Preventing Russia from making debt repayments with dollars held in U.S. banks, a measure designed to deplete Russia’s international currency reserves, have shown other countries the danger of holding gold and dollar reserves in U.S. financial institutions, just as integrating financial institutions into a American led system, with unlimited access to strategic information can be viewed as a hazard.
As a consequence, alternatives to the USD-based financial ecosystem are no longer inconceivable, with settlement of trade transactions next to Euro’s taking place in Russian roubles and Chinese renminbi. Alternatives to Swift such as China CIPS and new digital currencies will also impact global capitalism and the world order.
At the same time this has led to increased consensus in the strategic cooperation between China and Russia, which has become deeper and more comprehensible, encompassing security, economic, technology and global governance.
These developments in the Sino-Russia axis are significant and are based on resentment and contempt both nationalistic and authoritarian regimes share for the liberal order of the west and on Russia’s willingness to accommodate China’s greater power ambitions.
The sanction against Russian interests show a world divided between on the one side the industrialized and on the other side the neutral and non-aligned countries. The majority of the countries, including the BRIC countries do not follow the sanctions and as a consequence the west is losing influence in Africa and Latin America, in favour of China and to a lesser extend Russia.
The case can be made the sanctions path against Iran, Russia and also China is dubious and will have as a long-term effect that U.S. led sanctions are losing their sting, influenced by the alternatives to the U.S. led financial eco system. In time sanctions will in many instances become even more ineffective than today.
Today, with the overuse of sanctions, lack of sanction relief, fallen deterrent the effectiveness of economic sanctions has diminished. This begs the question, how will governments or political elites which engage in objectionable behavior be encouraged to follow international norms and how can states be pressured to influence a policy shift.

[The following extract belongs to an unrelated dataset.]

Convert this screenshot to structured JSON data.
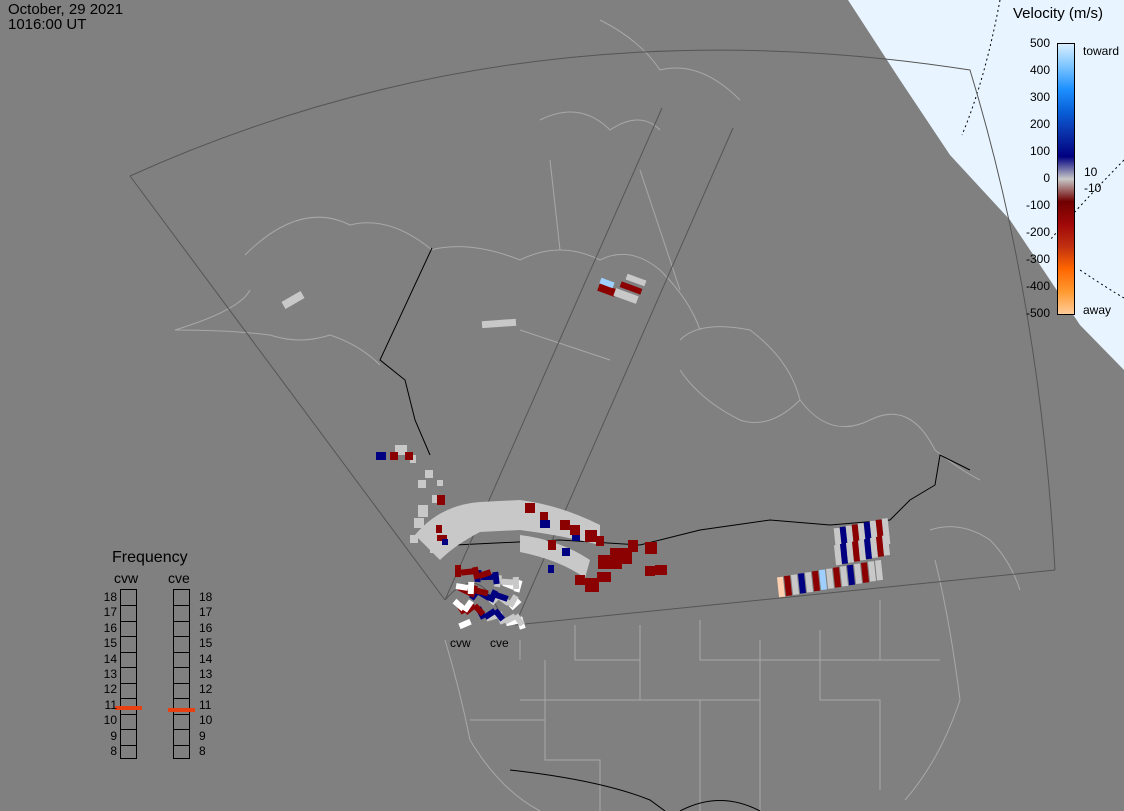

No doubt in the absence of restraint, diplomacy, compromise and engagement this will lead to the increase of military interventions and to more political instability, in a world that does not have a lack of them.